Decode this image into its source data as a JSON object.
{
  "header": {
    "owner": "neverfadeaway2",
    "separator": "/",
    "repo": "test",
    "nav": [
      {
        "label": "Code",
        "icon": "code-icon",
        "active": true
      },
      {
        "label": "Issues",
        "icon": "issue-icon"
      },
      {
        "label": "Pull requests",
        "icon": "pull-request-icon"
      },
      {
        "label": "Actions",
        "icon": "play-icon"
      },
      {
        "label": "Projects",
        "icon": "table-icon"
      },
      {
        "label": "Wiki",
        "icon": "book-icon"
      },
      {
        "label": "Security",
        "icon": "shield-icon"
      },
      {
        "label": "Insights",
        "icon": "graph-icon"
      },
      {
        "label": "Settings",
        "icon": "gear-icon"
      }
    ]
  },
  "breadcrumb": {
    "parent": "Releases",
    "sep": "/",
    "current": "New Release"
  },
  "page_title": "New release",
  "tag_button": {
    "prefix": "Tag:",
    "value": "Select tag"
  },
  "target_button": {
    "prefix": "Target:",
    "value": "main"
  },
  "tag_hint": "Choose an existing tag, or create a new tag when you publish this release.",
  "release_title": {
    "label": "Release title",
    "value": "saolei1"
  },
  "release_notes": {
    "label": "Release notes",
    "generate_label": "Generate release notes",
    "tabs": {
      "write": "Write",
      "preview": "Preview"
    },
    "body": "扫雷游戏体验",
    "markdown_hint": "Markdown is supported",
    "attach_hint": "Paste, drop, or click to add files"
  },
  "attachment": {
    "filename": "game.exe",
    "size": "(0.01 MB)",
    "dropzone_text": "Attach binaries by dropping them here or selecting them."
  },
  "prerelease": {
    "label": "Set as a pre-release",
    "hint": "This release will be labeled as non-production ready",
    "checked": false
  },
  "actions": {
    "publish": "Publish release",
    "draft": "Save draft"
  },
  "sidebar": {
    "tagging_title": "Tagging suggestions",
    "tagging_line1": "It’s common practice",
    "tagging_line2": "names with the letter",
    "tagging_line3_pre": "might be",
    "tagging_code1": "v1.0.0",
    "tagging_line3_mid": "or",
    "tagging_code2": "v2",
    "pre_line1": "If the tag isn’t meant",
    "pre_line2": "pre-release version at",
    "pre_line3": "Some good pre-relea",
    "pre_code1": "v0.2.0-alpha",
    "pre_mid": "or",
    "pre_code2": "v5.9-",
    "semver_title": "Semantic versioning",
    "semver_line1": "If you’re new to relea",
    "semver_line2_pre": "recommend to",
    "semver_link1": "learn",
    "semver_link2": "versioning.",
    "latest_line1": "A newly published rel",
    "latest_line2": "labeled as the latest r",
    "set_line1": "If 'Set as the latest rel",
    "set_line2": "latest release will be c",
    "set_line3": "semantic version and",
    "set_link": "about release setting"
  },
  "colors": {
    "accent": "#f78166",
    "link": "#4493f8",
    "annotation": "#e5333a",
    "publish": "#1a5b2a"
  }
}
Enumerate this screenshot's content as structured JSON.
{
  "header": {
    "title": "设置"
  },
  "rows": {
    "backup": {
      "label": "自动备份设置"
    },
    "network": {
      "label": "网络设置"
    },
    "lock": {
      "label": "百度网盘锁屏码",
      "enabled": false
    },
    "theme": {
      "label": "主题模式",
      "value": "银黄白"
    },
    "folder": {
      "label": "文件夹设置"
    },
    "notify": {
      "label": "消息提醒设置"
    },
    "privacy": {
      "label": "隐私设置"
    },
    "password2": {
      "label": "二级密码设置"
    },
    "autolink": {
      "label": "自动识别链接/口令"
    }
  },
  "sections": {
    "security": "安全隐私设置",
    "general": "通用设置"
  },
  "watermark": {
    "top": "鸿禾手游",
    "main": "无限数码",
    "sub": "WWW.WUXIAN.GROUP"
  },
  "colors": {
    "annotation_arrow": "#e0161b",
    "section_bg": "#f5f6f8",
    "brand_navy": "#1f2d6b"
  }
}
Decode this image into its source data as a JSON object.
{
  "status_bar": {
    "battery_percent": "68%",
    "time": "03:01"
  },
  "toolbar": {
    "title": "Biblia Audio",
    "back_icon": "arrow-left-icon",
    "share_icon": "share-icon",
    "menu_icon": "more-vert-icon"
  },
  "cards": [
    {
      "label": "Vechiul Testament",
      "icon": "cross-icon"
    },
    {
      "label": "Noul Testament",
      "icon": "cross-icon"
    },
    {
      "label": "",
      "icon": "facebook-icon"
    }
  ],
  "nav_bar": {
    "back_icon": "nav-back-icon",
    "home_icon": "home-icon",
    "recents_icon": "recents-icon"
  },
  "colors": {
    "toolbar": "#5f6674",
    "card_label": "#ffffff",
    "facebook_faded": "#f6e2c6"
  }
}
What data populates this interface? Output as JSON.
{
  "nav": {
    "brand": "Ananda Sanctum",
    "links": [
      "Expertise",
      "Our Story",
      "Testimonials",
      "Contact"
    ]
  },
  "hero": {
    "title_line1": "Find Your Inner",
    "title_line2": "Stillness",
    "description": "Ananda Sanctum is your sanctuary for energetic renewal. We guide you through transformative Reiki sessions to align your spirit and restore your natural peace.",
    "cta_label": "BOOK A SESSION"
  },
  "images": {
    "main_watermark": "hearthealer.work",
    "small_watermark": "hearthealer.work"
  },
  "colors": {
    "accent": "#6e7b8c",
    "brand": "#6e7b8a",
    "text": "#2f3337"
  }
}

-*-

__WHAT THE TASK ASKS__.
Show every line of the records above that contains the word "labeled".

__REPLY TO THE EXERCISE__.
    "hint": "This release will be labeled as non-production ready",
    "latest_line2": "labeled as the latest r",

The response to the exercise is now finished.